What you are asked to do:
Every line of the data below must be given again exactly.

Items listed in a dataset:

□ □ □ □ □ □ □

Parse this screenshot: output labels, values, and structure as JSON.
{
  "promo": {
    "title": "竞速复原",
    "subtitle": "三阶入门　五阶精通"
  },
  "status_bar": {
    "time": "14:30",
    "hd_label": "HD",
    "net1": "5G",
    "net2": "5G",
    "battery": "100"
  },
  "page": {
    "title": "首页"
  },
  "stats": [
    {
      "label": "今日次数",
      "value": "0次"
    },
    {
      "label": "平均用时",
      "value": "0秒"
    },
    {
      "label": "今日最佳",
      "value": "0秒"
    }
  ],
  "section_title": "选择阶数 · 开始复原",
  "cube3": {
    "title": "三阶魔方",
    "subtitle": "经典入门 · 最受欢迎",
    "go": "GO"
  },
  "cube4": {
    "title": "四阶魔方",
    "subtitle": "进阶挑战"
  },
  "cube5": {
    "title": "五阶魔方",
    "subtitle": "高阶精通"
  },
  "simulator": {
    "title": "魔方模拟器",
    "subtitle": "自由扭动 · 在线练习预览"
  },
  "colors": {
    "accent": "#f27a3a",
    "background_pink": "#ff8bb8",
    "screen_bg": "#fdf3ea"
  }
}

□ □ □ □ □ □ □

Reply to the task:
Parse this screenshot: output labels, values, and structure as JSON.
{
  "promo": {
    "title": "竞速复原",
    "subtitle": "三阶入门　五阶精通"
  },
  "status_bar": {
    "time": "14:30",
    "hd_label": "HD",
    "net1": "5G",
    "net2": "5G",
    "battery": "100"
  },
  "page": {
    "title": "首页"
  },
  "stats": [
    {
      "label": "今日次数",
      "value": "0次"
    },
    {
      "label": "平均用时",
      "value": "0秒"
    },
    {
      "label": "今日最佳",
      "value": "0秒"
    }
  ],
  "section_title": "选择阶数 · 开始复原",
  "cube3": {
    "title": "三阶魔方",
    "subtitle": "经典入门 · 最受欢迎",
    "go": "GO"
  },
  "cube4": {
    "title": "四阶魔方",
    "subtitle": "进阶挑战"
  },
  "cube5": {
    "title": "五阶魔方",
    "subtitle": "高阶精通"
  },
  "simulator": {
    "title": "魔方模拟器",
    "subtitle": "自由扭动 · 在线练习预览"
  },
  "colors": {
    "accent": "#f27a3a",
    "background_pink": "#ff8bb8",
    "screen_bg": "#fdf3ea"
  }
}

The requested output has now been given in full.